Second, and more infuriating, the writing in Island Beneath the Sea is so mediocre. If the problems of the novel were limited to its historical errors, one could be more forgiving. What one cannot forgive is the treacly romantic fustian, the tacky erotic writing that takes over for extremely long portions of the novel. One of the main secondary characters is a courtesan, and so readers will find themselves immersed in an endless stream of sexual scenes that have none of the sensual force one expects of a writer such as Allende. Other romantic scenes, particularly those which detail the lovemaking between Zarité and her runaway slave lover Gambo, are even more embarrassing to read.

For example, on the night before the slave rebellion destroys the Valmorain estate, Gambo returns searching for Zarité. No moment in the book could be more perfect to evoke the emotional complexity of Zarité’s life or hold more erotic potential—the sugar plantation that enslaved her is about to be destroyed, the lives of the children she cares for and loves are in danger, but her lover has returned, and with him the longing for physical ecstasy. How could the reader not identify with her, and be moved by the collision of eros and thanatos? With a heavy hand Allende simply kills the moment describing the encounter thus “Zarité became foam beneath him. In the anguish and voracity of love so long contained he was not quick enough to penetrate her, and in an instant his life escaped in a single burst. He sank into the void, until Zarité’s hot breath in his ear brought him back to the madwoman’s room. She hummed to him, lightly patting his back, as she did with Maurice to console him, and when she felt he was beginning to return to life she turned him over on the bed, immobilizing him with a hand on his belly as with the other, along with her bitten lips and hungry tongue, she massaged and sucked him, lifting him to the firmament where he was lost among the racing stars of love…”

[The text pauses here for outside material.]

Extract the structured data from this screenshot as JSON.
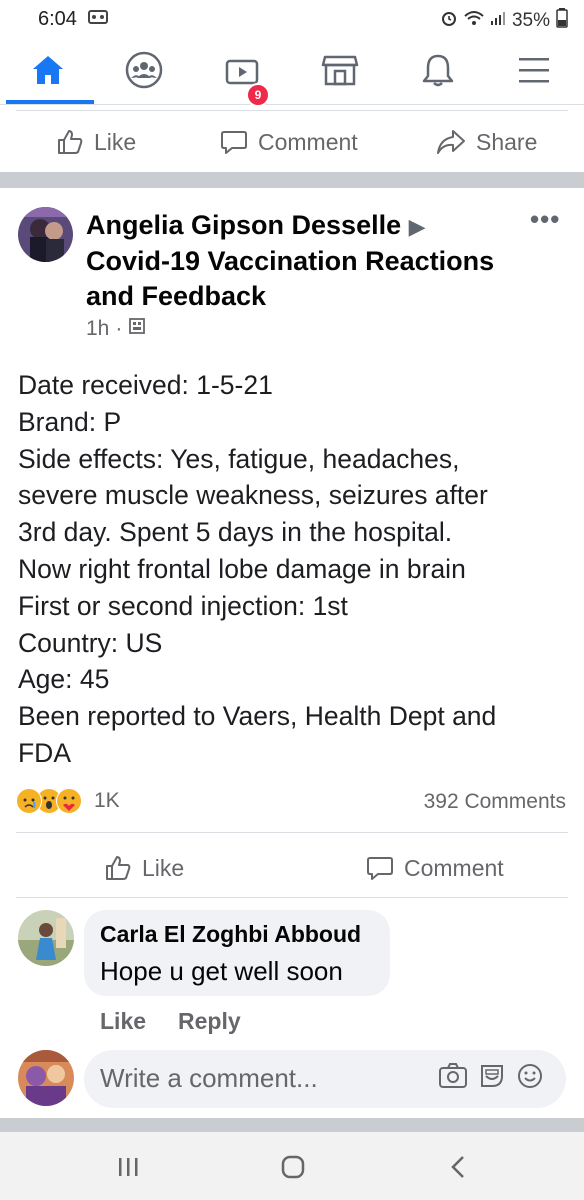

Finally, Allende’s characters are barely two-dimensional: we never really get to know them as breathing, living, believable people. Their inner world, their motives and thoughts, their moral universes, are mostly opaque to us. For example, Toulouse Valmorain arrives in Haiti at the beginning of the novel as a man of the Enlightenment, a reader of Rousseau. In midstream, he becomes a ferocious defender of slavery, a coarsened man. And yet even in his long perorations on the subject, we cannot discern how this considerable change took place, where his previous principles went, and how he squares the change. The conversations he has about slavery and freedom with a kindly French doctor fail to reveal anything more than excuses. Perhaps Allende intended for us to deduce from all this that the experience of slave owning has killed Valmorain’s soul, but that would be giving her too much credit. Instead every single one of her characters seems to move as if overtaken by events, with little agency and insight.

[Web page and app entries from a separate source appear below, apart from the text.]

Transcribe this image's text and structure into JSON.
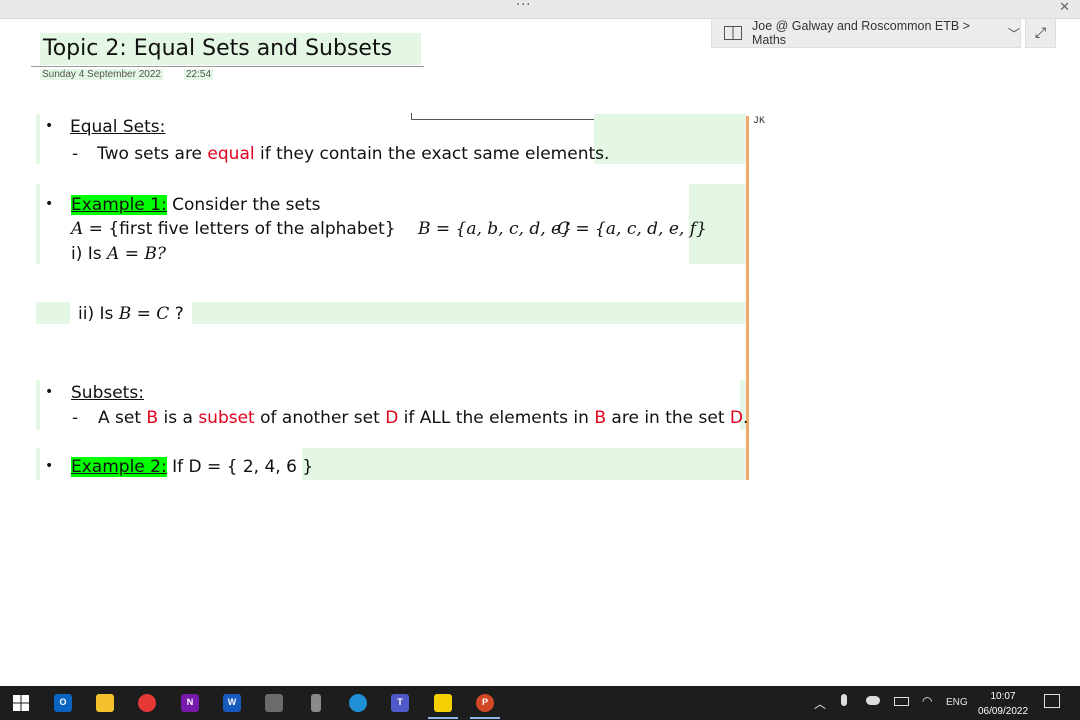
{
  "window": {
    "dots": "···",
    "close_label": "✕"
  },
  "breadcrumb": {
    "text": "Joe @ Galway and Roscommon ETB > Maths",
    "chevron": "﹀"
  },
  "expand": {
    "glyph": "⤢"
  },
  "page": {
    "title": "Topic 2: Equal Sets and Subsets",
    "date": "Sunday 4 September 2022",
    "time": "22:54",
    "author": "JK"
  },
  "notes": {
    "bullet": "•",
    "dash": "-",
    "equal_sets": {
      "heading": "Equal Sets:",
      "p1": "Two sets are ",
      "kw": "equal",
      "p2": " if they contain the exact same elements."
    },
    "example1": {
      "label": "Example 1:",
      "text": " Consider the sets",
      "set_a_name": "A",
      "set_a_eq": " = {",
      "set_a_desc": "first five letters of the alphabet",
      "set_a_close": "}",
      "set_b": "B = {a, b, c, d, e}",
      "set_c": "C = {a, c,  d, e, f}",
      "q1_prefix": "i) Is ",
      "q1_math": "A = B?",
      "q2_prefix": "ii) Is ",
      "q2_math": "B = C",
      "q2_suffix": " ?"
    },
    "subsets": {
      "heading": "Subsets:",
      "p1": "A set ",
      "b1": "B",
      "p2": " is a ",
      "kw": "subset",
      "p3": " of another set ",
      "d1": "D",
      "p4": " if ALL the elements in ",
      "b2": "B",
      "p5": " are in the set ",
      "d2": "D",
      "p6": "."
    },
    "example2": {
      "label": "Example 2:",
      "text": " If D = { 2, 4, 6 }"
    }
  },
  "taskbar": {
    "icons": [
      {
        "name": "windows-start-icon",
        "color": "#ffffff",
        "label": ""
      },
      {
        "name": "outlook-icon",
        "color": "#0a64c2",
        "label": "O"
      },
      {
        "name": "file-explorer-icon",
        "color": "#f3c12b",
        "label": ""
      },
      {
        "name": "chrome-icon",
        "color": "#e53935",
        "label": ""
      },
      {
        "name": "onenote-icon",
        "color": "#7719aa",
        "label": "N"
      },
      {
        "name": "word-icon",
        "color": "#185abd",
        "label": "W"
      },
      {
        "name": "calculator-icon",
        "color": "#6b6b6b",
        "label": ""
      },
      {
        "name": "phone-icon",
        "color": "#8a8a8a",
        "label": ""
      },
      {
        "name": "snipping-icon",
        "color": "#1f8fd6",
        "label": ""
      },
      {
        "name": "teams-icon",
        "color": "#5059c9",
        "label": "T"
      },
      {
        "name": "sticky-notes-icon",
        "color": "#f5d000",
        "label": ""
      },
      {
        "name": "powerpoint-icon",
        "color": "#d24726",
        "label": "P"
      }
    ],
    "lang": "ENG",
    "clock_time": "10:07",
    "clock_date": "06/09/2022"
  }
}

The extent to which this book relies upon stereotypes and stock figures is quite remarkable. Many of the characters in the book will be instantly familiar to readers of nineteenth-century novels. It is as if Allende could not be bothered and simply went looking for her people at central casting. We get, in rapid succession, the beautiful and much sought mulatto courtesan with the heart of gold and the mind of an entrepreneur (sort of La Dame aux Camélias without the tragedy). We get also the mad woman in the attic, deceptively given in marriage, so familiar to us from Jane Eyre. (Never mind that Bertha Mason also hailed from the Caribbean.) Even Toulouse Valmorain himself could be momentarily confused for Tom Bertram in Mansfield Park.

It may be heresy to challenge the literary reputation of Isabel Allende, but reading Island Beneath the Sea one cannot but conclude that some essential inspiration and vitality is now missing from her work. Yes, she once gave female characters their due as central actors in Latin American history and politics; and yes, she once drew whimsical female characters that enthralled thousands of her fans. But none of that excuses how bad this book is.

Naomi Daremblum teaches Latin American politics and is currently working on a history of the modern right in Latin America.